* Problem: Please list all lines of the material below in which the string "icon" occurs.

* Data in this exercise:

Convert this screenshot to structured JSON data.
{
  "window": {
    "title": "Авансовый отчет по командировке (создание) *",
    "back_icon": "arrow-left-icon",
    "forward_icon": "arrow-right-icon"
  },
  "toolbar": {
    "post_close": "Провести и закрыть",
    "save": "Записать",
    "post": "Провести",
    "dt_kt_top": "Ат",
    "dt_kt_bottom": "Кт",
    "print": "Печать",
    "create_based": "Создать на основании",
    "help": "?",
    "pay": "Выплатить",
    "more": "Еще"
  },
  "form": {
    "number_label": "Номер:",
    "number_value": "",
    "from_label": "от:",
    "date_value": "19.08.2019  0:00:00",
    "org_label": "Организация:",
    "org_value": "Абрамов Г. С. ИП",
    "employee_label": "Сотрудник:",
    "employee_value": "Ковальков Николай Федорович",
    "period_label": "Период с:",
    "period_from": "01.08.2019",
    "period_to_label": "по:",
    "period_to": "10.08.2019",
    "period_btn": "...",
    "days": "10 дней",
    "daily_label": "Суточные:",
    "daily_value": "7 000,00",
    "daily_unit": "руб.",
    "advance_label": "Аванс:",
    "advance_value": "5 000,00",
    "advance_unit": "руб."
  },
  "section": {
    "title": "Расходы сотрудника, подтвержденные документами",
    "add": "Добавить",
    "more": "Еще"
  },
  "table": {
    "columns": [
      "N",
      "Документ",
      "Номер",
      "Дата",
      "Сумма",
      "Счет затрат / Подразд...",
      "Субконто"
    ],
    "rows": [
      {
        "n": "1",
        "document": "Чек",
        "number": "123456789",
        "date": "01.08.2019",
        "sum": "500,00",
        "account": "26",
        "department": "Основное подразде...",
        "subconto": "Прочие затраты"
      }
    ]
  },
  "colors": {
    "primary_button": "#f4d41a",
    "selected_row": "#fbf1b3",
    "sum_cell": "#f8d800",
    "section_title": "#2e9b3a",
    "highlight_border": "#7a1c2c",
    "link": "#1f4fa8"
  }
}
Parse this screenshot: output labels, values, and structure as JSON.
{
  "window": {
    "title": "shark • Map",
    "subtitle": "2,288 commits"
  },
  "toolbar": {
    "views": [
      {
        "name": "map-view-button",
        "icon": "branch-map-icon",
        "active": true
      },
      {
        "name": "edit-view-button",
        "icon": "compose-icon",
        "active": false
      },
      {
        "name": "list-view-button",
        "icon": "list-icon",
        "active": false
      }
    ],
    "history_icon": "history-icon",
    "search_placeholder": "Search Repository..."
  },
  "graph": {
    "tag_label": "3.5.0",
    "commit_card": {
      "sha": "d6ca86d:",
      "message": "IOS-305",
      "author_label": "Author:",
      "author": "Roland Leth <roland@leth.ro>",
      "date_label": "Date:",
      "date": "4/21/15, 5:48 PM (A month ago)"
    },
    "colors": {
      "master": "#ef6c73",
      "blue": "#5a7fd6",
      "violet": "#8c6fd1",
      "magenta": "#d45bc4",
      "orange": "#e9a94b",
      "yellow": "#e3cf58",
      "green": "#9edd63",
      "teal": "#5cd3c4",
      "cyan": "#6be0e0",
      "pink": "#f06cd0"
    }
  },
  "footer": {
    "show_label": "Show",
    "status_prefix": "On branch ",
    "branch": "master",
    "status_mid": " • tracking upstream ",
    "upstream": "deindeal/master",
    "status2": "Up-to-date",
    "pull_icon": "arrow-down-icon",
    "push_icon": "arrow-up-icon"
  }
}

* Response below:
    "back_icon": "arrow-left-icon",
    "forward_icon": "arrow-right-icon"
        "icon": "branch-map-icon",
        "icon": "compose-icon",
        "icon": "list-icon",
    "history_icon": "history-icon",
    "pull_icon": "arrow-down-icon",
    "push_icon": "arrow-up-icon"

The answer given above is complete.